● **DATA FOR THIS EXERCISE**
········

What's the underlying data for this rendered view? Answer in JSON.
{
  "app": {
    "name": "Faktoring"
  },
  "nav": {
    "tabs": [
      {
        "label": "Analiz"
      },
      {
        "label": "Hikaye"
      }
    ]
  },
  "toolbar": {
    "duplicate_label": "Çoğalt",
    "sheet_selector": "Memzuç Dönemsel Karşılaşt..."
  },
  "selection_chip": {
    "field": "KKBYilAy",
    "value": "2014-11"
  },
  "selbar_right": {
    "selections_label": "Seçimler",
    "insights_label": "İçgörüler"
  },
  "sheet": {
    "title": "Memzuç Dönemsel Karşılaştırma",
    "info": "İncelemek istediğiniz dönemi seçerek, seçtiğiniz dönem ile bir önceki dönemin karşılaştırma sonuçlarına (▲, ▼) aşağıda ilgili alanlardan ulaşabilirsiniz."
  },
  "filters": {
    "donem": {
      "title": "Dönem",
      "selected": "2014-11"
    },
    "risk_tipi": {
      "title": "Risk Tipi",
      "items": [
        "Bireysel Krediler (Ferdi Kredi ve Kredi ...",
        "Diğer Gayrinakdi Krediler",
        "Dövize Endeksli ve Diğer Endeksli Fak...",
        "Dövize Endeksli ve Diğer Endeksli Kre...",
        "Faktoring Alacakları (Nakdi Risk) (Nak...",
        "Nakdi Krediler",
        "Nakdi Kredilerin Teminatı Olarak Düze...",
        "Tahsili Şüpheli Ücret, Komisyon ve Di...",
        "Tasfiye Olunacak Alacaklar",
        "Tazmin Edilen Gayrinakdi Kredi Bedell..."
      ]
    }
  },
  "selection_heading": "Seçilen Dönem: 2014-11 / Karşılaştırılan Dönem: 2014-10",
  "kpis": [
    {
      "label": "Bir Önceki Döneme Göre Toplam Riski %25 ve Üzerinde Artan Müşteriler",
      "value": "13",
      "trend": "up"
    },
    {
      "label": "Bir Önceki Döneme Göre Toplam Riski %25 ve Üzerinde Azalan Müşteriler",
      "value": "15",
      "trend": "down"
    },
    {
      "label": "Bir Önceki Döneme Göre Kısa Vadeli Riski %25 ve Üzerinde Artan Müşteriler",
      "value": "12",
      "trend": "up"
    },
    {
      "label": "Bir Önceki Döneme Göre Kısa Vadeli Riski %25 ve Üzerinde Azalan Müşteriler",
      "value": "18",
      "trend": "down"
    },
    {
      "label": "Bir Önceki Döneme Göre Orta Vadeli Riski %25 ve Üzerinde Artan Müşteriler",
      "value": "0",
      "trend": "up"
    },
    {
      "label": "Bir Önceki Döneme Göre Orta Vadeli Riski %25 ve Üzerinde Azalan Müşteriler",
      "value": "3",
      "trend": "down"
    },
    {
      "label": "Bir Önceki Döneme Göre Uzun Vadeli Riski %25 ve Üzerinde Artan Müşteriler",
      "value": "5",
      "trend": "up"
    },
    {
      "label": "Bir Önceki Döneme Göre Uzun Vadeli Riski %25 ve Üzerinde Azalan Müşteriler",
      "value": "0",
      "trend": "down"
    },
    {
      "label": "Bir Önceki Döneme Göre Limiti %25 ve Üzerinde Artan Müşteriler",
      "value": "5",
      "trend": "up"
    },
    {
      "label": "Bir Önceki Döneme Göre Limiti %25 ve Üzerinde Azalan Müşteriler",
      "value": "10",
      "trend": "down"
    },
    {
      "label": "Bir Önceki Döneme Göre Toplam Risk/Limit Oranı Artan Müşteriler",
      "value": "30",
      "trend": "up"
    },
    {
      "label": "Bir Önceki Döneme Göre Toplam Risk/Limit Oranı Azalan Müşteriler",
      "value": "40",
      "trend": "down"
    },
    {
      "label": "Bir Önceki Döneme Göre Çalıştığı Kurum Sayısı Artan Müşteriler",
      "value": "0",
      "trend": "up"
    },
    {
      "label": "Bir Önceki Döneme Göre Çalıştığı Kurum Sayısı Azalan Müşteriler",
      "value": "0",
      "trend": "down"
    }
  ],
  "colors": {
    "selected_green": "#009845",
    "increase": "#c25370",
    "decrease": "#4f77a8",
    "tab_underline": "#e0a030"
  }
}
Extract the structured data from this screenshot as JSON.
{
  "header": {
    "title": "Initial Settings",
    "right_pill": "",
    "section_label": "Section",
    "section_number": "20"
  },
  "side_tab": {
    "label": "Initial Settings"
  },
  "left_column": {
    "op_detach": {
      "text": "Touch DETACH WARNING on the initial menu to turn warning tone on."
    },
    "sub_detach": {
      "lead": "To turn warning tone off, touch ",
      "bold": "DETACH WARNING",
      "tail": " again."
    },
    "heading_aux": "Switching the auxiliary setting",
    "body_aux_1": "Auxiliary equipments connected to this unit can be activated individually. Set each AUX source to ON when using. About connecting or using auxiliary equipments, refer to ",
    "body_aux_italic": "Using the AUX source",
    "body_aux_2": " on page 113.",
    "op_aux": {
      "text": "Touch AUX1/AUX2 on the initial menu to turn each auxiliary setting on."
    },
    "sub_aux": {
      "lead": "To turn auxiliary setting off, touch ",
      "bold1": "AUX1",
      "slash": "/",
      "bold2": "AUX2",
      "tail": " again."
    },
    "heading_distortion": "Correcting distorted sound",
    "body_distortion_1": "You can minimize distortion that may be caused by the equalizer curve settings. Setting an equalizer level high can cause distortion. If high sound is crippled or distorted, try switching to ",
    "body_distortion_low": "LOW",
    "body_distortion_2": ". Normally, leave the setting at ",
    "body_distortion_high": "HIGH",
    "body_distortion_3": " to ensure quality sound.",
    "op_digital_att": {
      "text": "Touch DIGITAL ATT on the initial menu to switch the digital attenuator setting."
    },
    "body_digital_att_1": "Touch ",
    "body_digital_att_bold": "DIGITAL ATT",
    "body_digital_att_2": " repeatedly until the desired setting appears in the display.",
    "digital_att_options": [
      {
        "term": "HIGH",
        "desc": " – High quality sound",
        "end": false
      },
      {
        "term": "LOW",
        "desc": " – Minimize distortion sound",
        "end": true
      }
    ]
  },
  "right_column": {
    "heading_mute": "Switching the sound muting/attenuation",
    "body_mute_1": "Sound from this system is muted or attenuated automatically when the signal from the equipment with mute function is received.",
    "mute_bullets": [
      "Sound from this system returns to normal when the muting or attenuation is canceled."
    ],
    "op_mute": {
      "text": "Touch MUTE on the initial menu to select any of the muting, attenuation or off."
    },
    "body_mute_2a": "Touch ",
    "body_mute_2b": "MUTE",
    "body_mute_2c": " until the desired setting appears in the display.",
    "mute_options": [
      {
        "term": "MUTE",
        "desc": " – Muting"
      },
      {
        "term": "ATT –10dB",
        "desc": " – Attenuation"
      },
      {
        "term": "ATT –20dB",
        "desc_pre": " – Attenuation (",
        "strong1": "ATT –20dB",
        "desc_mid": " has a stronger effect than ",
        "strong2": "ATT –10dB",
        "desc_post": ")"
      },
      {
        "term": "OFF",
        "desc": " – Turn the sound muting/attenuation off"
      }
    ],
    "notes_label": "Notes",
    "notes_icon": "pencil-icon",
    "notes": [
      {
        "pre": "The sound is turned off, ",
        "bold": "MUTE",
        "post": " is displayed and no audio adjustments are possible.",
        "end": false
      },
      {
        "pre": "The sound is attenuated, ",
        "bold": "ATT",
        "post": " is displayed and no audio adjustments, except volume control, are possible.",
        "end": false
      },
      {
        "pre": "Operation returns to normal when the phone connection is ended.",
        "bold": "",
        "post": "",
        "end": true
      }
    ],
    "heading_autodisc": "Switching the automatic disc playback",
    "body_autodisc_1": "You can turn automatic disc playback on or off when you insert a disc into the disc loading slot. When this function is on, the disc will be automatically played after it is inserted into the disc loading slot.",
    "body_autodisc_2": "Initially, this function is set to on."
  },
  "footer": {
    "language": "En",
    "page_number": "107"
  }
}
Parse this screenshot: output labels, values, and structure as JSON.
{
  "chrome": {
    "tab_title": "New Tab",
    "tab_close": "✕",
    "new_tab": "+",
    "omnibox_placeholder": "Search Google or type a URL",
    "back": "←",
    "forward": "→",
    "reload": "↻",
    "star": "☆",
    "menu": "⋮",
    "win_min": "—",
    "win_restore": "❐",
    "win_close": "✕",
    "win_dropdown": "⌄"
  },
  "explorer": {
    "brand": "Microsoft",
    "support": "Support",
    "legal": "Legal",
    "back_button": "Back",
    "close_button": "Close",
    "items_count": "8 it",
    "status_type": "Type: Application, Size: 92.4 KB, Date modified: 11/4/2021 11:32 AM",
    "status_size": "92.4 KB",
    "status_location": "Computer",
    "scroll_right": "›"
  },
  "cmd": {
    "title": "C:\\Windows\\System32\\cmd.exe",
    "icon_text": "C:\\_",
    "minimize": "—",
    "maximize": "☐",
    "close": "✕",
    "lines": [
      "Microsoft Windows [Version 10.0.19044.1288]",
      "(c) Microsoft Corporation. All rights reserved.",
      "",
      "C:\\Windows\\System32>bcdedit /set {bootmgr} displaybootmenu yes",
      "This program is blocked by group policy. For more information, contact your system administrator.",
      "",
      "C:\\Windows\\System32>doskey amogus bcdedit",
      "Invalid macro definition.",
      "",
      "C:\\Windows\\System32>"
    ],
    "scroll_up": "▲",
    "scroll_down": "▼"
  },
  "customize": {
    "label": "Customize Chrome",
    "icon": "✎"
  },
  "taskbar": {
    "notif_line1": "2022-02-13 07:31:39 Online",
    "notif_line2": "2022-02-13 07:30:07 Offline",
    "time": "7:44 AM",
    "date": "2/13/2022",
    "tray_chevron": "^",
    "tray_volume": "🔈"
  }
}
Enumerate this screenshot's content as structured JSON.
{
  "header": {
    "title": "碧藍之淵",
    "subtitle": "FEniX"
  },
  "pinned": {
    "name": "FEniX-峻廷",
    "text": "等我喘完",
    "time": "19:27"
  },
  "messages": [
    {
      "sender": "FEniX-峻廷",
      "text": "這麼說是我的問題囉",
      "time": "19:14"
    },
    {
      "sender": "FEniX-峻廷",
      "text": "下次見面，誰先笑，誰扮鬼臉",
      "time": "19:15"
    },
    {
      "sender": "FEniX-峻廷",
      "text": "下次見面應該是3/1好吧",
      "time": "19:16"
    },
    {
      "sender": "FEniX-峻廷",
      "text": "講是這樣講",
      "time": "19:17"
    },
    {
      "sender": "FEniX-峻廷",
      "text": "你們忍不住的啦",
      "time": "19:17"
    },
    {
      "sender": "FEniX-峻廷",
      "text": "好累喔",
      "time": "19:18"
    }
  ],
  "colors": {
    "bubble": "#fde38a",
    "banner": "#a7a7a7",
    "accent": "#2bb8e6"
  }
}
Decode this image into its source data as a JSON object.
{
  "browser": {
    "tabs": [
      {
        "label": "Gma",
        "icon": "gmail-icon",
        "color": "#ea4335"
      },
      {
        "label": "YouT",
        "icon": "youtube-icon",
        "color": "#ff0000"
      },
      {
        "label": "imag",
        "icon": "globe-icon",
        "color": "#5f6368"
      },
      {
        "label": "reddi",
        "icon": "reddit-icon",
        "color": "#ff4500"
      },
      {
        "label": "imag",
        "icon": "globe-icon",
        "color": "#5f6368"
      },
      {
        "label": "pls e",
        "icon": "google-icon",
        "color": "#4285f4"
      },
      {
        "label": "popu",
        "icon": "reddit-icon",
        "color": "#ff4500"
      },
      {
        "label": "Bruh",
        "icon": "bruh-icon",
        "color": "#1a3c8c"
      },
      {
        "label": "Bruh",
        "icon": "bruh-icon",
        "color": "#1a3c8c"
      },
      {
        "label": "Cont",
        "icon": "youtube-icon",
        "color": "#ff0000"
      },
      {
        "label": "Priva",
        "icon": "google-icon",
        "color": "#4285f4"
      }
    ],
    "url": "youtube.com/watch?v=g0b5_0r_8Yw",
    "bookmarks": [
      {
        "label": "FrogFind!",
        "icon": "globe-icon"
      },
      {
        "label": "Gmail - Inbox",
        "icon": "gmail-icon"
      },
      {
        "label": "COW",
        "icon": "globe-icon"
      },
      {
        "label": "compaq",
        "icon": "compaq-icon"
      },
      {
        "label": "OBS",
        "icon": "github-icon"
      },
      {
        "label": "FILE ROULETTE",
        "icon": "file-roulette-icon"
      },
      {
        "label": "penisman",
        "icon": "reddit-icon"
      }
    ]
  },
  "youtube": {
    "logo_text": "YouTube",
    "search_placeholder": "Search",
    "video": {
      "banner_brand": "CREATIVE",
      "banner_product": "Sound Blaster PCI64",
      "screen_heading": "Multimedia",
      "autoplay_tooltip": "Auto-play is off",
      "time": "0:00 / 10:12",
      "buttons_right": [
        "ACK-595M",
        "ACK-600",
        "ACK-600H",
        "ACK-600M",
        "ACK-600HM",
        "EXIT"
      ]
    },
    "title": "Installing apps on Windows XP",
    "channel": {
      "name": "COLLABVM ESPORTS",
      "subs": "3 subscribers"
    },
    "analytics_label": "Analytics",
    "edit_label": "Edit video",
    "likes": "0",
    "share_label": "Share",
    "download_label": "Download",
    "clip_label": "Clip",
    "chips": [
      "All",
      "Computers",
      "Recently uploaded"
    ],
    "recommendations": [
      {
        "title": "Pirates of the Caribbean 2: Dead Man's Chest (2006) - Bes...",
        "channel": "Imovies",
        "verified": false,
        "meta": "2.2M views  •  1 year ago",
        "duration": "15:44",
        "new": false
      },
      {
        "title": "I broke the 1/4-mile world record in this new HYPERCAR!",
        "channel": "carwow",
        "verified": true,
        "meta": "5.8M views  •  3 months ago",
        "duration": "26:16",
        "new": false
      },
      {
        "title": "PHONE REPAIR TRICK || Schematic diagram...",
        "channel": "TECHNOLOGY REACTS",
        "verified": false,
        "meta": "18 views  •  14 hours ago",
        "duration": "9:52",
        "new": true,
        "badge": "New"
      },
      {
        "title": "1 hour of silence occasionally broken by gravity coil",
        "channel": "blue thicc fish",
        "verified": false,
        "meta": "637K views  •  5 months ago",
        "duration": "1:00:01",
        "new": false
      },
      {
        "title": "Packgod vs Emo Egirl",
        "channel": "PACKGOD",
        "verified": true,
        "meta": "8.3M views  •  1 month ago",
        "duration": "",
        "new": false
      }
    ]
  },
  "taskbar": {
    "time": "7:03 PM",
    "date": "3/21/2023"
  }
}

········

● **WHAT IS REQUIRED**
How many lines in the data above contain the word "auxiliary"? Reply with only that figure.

● **WRITTEN ANSWER**
4